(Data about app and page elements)
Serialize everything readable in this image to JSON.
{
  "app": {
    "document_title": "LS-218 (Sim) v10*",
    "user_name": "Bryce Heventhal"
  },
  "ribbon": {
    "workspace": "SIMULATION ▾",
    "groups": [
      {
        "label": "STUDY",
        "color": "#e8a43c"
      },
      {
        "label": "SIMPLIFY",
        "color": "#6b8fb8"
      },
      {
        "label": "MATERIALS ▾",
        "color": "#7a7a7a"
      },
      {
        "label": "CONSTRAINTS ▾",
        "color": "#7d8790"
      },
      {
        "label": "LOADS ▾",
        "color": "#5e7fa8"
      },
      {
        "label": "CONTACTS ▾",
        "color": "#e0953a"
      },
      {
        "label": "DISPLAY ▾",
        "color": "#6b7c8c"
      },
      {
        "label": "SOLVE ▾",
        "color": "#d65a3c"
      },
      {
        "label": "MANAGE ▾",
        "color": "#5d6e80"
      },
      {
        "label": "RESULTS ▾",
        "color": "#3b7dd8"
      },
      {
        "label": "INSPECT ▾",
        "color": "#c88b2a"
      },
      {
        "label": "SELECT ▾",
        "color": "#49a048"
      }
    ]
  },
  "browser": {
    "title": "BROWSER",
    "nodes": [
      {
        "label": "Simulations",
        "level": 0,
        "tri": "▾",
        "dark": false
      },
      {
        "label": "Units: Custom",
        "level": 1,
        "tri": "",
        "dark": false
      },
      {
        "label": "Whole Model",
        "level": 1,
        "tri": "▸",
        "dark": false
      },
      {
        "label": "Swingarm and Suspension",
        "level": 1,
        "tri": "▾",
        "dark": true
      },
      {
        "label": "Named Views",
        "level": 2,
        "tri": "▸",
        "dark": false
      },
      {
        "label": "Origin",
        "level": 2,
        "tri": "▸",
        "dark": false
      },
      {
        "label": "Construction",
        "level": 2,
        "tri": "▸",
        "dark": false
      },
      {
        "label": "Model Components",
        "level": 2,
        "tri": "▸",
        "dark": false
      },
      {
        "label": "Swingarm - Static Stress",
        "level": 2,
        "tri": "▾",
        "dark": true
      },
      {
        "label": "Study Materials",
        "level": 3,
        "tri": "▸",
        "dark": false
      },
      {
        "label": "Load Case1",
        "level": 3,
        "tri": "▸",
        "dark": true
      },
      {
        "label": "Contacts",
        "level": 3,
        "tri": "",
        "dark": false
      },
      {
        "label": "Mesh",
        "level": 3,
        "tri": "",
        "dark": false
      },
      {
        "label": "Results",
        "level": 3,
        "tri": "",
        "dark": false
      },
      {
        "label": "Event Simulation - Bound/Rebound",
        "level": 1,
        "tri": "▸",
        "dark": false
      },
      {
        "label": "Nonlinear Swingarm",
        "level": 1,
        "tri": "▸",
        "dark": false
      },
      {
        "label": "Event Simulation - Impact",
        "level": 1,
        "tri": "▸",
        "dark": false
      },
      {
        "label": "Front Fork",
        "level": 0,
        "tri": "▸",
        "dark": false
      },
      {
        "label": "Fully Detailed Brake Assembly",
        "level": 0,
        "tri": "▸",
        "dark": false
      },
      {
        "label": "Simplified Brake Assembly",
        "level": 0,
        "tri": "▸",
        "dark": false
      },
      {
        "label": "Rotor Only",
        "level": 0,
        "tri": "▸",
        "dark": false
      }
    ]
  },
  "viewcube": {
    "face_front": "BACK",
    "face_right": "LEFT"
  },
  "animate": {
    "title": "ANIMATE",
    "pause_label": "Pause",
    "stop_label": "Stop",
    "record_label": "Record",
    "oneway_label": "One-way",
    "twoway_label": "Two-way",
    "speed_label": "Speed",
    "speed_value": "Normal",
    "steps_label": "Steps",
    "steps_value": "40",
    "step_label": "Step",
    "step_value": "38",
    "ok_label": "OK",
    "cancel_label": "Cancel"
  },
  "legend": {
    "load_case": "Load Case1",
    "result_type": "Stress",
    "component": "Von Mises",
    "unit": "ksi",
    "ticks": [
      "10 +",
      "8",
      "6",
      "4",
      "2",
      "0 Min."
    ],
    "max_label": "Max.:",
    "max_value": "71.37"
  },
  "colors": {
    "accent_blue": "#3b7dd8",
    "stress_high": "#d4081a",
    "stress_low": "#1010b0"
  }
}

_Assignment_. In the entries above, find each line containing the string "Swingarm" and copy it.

_Task result_.
        "label": "Swingarm and Suspension",
        "label": "Swingarm - Static Stress",
        "label": "Nonlinear Swingarm",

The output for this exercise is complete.